Not all oils are created equal. Crude oil, which is not yet refined into gasoline and other products, ranges from thick and black to rather light and yellowish. Among the “cleanest” oils is Bakken, fracked from North Dakota. It has the consistency and look of soy sauce. There are stories of truck drivers putting it straight into their vehicles,
unrefined, and driving. This is why Bakken oil is so flammable in rail accidents. At the other end of the spectrum is Canadian tar sands, widely known as the dirtiest of oils. It has to be heated or mixed with a diluent just to move it. When one calculates all the oil it takes just to extract that oil and transport it, and how low quality it is and how much energy it takes to refine it, the carbon footprint of tar sands is several times that of other oils. Its Carbon Intensity (CI), a measure of well-to-gas-tank CO2 equivalent emissions per unit of energy (gCO2e/MJ), generally ranges from 24 to 35. In comparison, the CI of most light crudes, such as Bakken or Saudi Arabia Light, is about nine.
California is one of the top oil producing regions in the world. It trails only Texas and North Dakota as the top oil producing state in the US, which is now neck-and-neck with Saudi Arabia and Russia as the top oil producing nation in the world. The curious thing about California, however, is that, due to its complex geography, the quality of its oil is highly variable, ranging from cleaner than Bakken to dirtier than tar sands.
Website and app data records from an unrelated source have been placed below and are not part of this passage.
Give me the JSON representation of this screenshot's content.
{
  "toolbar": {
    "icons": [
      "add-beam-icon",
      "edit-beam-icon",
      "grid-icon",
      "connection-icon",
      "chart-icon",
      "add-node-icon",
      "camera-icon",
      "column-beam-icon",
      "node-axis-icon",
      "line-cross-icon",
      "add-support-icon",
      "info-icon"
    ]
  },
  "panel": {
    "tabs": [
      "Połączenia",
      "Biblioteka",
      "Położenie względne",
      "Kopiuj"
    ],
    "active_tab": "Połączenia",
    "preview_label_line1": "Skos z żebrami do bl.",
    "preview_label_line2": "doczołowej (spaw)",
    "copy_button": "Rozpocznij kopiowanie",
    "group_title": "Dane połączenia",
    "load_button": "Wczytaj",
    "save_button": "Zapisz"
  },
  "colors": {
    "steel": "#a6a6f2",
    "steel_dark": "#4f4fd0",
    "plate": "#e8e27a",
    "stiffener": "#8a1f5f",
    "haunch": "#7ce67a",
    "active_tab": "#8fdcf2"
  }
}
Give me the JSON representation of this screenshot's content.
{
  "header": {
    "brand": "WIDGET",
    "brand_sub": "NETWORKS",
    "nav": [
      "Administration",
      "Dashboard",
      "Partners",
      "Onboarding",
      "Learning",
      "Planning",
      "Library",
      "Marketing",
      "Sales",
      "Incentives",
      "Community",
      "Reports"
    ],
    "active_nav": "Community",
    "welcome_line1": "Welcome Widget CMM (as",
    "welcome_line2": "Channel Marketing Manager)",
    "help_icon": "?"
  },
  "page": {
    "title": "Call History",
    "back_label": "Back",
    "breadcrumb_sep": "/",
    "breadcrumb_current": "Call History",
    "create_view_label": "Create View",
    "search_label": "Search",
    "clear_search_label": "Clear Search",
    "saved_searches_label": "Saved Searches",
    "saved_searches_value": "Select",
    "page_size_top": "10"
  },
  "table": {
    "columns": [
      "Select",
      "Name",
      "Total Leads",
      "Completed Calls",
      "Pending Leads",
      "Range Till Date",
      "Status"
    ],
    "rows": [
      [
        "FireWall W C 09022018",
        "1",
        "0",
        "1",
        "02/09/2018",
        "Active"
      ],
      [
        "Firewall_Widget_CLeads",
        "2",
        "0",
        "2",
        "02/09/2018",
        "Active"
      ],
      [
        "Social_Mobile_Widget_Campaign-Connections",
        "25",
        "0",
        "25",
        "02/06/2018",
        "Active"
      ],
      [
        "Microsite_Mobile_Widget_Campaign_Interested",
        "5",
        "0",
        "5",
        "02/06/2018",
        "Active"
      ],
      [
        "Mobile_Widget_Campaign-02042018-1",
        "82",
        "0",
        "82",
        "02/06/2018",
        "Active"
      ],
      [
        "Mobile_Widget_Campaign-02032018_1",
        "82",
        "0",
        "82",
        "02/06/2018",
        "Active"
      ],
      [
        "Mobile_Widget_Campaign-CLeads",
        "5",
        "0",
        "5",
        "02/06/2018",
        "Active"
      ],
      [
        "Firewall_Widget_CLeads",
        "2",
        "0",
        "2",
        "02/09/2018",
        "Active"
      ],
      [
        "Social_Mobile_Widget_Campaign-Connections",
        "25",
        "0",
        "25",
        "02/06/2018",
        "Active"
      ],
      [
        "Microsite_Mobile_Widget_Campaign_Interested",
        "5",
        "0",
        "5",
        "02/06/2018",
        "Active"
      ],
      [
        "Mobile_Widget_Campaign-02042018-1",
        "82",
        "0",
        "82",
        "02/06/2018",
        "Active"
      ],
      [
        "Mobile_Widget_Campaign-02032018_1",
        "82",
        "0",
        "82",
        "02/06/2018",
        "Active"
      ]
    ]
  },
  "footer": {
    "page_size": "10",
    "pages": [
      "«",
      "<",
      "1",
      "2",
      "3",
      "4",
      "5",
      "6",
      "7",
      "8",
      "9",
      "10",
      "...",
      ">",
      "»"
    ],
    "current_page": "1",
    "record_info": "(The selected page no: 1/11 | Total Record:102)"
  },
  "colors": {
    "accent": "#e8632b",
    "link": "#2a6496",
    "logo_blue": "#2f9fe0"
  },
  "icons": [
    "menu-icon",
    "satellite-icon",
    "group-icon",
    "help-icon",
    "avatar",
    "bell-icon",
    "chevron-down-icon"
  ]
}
The CI of California’s crudes varies dramatically from field to field and even well to well.
California has four significant oil fields that have CI’s higher than tar sands: Midway-Sunset, San Ardo, Coalinga, and Kern Front. Together, these make up almost 8% of California’s oil supply. (Tar sands made up less than 1% in 2015 and is probably zero at the moment.) The Midway-Sunset field is also the largest field in California, itself providing 4.6% of the state’s oil.
One of the obvious strategies to minimize greenhouse gas emissions is to keep the dirtiest oil in the ground. If California were to simply shut down these fields and substitute this oil for Saudi Arabia Light or a similar light oil, the reduction in CO2 emissions would be equivalent to reducing California’s oil consumption over 5%.
But absent a law restricting oil over a certain CI, which is unlikely, California relies on its cap-and-trade system to lower greenhouse gas emissions. Under this system, certain businesses must by “permits to pollute” through a state-run market. They may buy and sell these permits amongst each other. Since 2014, Quebec has joined the program, making it one giant market across the two entities. Based on the CI levels, producers of California’s dirtiest oil would have to buy three times more permits than those producing or importing light oil. To date, this has been a low hurdle for them and has not curtailed production. The cost of the tradable permits is low (because the cap is so high), so that producing oil from dirty fields is still more profitable than selling the permits to a cleaner operation.